(Collected data entries)

####

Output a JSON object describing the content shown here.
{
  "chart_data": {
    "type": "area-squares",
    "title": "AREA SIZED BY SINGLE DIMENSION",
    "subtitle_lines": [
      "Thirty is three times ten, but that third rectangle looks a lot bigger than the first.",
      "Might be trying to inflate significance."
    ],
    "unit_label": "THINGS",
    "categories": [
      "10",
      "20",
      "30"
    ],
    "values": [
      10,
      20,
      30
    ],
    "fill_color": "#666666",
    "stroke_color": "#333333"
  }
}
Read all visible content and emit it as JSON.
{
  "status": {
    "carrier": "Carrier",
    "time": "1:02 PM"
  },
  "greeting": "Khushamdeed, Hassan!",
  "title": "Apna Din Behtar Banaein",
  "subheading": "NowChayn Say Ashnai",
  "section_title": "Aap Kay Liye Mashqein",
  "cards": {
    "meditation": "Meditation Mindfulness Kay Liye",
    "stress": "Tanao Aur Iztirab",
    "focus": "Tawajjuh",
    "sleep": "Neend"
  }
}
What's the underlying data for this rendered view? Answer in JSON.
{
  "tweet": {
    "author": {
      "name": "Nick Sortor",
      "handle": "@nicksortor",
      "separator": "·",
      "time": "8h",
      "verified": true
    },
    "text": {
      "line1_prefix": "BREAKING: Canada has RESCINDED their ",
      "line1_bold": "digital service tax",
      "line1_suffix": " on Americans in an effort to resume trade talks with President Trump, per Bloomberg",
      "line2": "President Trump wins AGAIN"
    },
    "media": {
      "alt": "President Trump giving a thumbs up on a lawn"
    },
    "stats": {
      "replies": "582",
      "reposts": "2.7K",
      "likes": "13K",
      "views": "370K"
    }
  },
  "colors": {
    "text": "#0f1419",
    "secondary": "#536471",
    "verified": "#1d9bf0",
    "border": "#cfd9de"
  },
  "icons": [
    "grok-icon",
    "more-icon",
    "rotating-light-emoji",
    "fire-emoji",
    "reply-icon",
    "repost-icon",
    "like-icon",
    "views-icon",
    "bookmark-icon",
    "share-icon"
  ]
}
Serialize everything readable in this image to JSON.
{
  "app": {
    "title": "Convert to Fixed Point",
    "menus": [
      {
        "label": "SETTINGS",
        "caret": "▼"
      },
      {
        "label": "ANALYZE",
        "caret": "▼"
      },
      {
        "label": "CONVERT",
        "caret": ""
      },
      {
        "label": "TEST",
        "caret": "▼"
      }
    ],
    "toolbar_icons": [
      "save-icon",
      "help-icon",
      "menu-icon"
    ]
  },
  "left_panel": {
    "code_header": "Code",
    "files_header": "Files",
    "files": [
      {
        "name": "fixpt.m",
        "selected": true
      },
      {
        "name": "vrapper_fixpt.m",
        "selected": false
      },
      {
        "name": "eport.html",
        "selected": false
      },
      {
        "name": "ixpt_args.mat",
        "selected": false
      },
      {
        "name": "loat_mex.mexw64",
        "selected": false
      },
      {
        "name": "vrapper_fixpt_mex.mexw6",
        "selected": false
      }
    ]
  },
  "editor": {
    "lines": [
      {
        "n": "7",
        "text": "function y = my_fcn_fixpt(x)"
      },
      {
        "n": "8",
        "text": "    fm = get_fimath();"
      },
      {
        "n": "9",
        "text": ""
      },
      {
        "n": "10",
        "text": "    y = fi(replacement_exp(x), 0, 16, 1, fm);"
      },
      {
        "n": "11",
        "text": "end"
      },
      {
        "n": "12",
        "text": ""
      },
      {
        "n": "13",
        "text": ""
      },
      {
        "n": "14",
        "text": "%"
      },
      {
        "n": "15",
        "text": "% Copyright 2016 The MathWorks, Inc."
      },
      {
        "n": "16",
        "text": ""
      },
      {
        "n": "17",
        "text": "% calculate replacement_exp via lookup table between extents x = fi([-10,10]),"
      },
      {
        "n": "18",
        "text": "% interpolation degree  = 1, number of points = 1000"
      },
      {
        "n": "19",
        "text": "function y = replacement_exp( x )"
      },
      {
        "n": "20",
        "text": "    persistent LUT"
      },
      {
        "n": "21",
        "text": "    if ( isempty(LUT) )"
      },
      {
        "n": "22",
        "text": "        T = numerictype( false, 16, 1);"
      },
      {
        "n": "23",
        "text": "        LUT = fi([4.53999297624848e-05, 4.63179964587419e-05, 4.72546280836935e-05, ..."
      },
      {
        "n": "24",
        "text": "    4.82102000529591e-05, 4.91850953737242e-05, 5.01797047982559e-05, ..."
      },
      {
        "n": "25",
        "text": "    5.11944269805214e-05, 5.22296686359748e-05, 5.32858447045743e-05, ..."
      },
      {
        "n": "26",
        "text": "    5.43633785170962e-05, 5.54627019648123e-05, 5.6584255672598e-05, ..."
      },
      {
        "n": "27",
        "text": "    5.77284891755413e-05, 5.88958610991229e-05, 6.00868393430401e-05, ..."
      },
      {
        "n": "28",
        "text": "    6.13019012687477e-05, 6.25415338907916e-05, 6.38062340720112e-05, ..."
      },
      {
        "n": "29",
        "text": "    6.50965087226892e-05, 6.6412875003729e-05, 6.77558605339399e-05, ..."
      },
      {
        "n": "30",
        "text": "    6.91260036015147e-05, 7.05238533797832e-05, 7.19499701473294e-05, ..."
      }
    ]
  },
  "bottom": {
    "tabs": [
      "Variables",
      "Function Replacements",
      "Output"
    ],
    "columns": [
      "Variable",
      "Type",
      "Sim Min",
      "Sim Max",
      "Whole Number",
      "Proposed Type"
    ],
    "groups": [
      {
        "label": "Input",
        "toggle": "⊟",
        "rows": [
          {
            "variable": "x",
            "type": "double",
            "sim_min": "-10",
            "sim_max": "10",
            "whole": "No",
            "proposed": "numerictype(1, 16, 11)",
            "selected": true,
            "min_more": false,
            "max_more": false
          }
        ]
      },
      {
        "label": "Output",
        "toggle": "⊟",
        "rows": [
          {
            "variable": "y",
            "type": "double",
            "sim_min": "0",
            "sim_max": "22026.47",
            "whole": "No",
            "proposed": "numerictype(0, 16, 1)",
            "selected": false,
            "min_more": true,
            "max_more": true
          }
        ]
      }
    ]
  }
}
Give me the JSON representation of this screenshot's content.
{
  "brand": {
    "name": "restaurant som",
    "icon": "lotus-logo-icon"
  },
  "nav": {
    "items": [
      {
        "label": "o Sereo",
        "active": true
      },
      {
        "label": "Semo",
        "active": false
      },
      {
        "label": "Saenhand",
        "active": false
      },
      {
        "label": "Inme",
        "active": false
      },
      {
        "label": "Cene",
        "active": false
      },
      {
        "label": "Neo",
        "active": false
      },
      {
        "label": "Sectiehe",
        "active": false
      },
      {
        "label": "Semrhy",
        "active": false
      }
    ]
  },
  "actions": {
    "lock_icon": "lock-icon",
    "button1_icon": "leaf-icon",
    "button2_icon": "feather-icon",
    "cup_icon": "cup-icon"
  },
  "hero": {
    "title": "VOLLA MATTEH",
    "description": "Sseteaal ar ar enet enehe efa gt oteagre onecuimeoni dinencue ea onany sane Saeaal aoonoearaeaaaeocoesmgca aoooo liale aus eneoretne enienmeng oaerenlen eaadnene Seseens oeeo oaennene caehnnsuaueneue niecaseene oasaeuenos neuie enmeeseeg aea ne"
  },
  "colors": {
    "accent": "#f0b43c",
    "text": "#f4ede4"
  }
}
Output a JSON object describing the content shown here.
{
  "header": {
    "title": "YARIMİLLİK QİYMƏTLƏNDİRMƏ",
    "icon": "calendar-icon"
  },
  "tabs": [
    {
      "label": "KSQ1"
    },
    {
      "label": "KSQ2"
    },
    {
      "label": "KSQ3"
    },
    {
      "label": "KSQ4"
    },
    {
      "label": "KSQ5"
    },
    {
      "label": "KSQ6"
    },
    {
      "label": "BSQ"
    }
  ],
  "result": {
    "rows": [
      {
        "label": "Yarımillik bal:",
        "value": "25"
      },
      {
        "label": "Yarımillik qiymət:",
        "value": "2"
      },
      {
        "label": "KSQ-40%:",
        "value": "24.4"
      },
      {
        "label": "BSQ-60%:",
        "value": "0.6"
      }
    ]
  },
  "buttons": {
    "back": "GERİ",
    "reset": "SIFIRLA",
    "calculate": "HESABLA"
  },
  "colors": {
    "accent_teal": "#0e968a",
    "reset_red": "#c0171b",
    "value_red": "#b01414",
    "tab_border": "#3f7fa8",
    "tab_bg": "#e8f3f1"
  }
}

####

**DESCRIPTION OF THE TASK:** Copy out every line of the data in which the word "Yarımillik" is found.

**ANSWER BELOW:**
        "label": "Yarımillik bal:",
        "label": "Yarımillik qiymət:",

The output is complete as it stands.